In 2015, I tried a new approach. I used asynchronous recorded lectures (20-minute clips) and homework and reduced the synchronous online class to one hour, where the students only cleared their doubts. Essentially, the synchronous component was less like a lecture and more of an hour where students could tell me what they did not understand. The class performance shot up again to the 2012 level.
While my class sizes are too small to generalise that online classes offer superior learning compared to face-to-face classes, I think there is enough evidence not to dismiss this kind of improvement in student performance. I believe there are strengths in both online and face-to face classes.
I have been incorporating many lessons learnt from teaching online classes to my in-campus classes. This allows me to individualise the students’ learning and focus on mentoring them based on their strengths and weaknesses. The focus is no longer on the lecture but on the student.
Online education in India has a long way to go before it reaches the acceptance levels it has in the U.S. An important reason for this is that the demand for education far exceeds the number of available seats at educational institutions. Given this mismatch, there is no pressure for existing institutions to innovate and try different channels to reach more students. Online education is the way to bypass the infrastructure issues India faces and make education accessible to the masses. One can draw a parallel with the telecommunications industry. Landlines needed a lot of infrastructure and the penetration was very low. With the advent of cell phones, everyone — poor or rich — got one and bypassed the need to build infrastructure for landlines. Online education has similar potential. There are huge roadblocks that need to be overcome including acceptance from students, employers and the government.

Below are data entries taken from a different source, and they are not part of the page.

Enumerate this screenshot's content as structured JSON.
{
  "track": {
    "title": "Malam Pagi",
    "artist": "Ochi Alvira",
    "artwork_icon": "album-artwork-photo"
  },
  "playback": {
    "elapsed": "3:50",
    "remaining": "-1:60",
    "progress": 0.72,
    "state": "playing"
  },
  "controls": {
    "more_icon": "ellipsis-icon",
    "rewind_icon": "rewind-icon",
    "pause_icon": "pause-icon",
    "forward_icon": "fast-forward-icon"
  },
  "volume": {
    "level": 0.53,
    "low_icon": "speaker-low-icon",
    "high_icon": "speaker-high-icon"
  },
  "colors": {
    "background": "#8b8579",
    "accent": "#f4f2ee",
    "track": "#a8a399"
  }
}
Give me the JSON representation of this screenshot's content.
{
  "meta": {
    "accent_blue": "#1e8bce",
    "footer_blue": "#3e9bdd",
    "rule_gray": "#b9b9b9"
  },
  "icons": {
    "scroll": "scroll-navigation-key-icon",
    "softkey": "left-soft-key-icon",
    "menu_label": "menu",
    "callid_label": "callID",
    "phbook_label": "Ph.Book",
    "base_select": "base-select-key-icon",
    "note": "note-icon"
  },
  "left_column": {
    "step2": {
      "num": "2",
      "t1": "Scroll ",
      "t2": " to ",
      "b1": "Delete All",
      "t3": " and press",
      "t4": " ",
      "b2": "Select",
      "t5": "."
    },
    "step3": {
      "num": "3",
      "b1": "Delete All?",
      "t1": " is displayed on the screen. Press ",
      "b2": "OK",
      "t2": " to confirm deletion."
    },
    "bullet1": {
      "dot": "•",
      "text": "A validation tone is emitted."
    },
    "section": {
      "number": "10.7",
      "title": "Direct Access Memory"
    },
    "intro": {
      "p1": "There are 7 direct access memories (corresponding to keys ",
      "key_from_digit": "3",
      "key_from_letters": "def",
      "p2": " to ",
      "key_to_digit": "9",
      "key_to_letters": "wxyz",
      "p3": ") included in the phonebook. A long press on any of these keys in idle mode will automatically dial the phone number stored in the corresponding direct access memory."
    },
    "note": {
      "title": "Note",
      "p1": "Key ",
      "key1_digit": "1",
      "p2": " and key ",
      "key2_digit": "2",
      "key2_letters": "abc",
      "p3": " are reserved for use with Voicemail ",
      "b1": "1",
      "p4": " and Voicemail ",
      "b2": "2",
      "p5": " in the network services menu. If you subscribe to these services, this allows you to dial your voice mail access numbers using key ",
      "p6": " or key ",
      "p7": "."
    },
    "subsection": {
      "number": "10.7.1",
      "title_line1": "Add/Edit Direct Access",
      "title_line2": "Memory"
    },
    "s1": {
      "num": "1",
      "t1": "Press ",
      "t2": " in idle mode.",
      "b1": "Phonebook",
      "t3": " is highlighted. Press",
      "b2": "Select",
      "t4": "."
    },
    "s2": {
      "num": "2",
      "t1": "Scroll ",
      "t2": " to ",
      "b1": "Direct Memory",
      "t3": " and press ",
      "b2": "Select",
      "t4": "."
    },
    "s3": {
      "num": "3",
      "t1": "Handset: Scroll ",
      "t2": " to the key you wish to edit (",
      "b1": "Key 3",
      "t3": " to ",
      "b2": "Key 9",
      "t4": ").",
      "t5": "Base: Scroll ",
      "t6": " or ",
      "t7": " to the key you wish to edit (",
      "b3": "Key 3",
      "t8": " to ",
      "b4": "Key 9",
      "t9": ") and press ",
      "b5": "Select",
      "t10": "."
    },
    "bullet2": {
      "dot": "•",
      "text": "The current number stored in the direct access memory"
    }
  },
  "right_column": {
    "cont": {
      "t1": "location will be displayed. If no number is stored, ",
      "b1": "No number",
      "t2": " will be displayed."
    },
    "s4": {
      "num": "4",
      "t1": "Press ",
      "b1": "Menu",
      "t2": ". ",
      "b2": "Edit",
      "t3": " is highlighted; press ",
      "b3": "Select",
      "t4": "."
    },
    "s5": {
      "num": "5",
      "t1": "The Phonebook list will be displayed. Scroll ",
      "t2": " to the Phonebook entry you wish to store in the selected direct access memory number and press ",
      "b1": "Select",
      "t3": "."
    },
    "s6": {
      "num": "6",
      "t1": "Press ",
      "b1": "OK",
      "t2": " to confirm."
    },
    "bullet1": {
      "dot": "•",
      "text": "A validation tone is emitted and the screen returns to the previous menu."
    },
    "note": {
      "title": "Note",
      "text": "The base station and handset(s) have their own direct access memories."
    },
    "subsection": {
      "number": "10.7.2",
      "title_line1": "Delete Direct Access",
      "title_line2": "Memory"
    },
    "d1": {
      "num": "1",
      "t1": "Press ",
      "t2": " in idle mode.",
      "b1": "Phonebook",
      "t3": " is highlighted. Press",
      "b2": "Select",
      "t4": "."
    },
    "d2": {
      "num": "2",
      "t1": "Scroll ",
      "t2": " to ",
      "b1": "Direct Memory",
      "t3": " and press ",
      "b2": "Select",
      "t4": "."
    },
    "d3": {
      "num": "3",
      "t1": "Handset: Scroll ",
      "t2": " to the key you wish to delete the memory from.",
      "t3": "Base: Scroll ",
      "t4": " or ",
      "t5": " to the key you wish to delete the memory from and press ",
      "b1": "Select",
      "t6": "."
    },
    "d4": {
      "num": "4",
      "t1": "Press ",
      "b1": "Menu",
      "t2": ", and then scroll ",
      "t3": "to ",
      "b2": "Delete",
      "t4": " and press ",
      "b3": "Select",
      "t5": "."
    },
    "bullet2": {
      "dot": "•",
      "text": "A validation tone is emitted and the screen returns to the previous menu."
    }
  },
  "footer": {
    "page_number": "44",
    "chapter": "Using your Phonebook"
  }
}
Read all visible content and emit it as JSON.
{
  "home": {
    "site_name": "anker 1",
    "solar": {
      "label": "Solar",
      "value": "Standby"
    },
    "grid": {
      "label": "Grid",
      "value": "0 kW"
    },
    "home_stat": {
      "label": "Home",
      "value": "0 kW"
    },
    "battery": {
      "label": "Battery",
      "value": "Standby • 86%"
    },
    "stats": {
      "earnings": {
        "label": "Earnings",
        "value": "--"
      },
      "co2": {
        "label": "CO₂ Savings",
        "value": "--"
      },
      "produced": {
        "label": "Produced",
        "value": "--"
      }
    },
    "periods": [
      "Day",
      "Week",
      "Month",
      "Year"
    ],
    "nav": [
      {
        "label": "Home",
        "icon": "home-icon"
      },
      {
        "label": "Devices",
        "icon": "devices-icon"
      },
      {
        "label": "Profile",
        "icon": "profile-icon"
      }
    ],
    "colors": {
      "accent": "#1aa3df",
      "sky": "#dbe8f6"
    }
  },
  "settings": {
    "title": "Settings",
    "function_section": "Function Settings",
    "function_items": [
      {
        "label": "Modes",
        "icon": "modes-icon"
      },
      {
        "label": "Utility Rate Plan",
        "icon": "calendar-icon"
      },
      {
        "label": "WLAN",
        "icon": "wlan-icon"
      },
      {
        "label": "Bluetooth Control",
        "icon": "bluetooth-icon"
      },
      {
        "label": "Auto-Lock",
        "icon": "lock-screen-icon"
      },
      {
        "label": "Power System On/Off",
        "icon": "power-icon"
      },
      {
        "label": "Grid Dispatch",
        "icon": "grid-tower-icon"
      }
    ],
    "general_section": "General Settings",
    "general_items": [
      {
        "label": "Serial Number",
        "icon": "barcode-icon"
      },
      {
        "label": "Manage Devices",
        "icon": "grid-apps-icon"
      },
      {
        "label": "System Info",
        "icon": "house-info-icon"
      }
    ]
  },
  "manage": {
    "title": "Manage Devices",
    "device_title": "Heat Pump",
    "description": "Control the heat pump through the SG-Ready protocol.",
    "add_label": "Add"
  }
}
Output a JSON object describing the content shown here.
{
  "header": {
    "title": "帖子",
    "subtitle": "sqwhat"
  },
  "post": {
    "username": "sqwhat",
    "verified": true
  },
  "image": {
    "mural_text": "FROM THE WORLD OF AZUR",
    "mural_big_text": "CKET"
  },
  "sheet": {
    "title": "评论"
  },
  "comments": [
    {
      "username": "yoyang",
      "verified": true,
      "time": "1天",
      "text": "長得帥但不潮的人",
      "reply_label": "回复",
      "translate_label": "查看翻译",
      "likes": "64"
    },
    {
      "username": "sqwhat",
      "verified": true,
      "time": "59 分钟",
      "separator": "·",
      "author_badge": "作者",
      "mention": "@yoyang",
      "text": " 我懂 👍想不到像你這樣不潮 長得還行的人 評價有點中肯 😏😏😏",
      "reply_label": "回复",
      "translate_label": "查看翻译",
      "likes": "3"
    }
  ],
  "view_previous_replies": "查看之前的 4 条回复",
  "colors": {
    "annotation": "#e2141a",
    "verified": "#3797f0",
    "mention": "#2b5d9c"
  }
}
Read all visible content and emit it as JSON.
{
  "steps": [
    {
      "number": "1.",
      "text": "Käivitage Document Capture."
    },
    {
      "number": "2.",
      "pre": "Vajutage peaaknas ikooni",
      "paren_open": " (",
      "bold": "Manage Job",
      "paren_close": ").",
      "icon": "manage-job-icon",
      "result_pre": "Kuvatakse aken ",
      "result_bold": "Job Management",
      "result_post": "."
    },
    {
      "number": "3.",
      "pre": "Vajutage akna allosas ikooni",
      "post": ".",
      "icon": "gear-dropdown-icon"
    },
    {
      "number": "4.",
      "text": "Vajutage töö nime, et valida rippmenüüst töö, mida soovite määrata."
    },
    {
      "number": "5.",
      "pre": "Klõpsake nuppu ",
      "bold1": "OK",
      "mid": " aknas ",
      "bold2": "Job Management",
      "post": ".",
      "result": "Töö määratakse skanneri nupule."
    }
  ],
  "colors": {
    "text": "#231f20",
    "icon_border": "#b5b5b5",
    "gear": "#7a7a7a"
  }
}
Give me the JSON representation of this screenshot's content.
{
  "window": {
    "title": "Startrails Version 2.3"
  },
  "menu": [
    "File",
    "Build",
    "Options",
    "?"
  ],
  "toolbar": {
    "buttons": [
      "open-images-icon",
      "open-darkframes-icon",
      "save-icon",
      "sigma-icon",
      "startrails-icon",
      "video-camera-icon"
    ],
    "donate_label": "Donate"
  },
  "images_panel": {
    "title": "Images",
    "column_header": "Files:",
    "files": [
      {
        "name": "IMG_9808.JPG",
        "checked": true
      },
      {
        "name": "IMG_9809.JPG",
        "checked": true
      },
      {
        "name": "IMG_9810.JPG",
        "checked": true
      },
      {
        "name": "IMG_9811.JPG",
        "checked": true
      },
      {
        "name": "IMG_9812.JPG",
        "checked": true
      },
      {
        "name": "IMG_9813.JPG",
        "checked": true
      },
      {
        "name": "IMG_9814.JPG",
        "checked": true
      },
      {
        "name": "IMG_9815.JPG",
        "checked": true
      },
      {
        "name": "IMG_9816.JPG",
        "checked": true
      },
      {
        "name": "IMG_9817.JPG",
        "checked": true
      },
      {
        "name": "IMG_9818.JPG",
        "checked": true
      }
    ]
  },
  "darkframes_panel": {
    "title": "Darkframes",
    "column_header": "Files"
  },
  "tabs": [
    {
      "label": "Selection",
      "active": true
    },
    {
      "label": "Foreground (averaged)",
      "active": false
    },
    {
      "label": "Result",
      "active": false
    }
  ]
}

The writer is associate professor of management at School of Business, Francis Marion University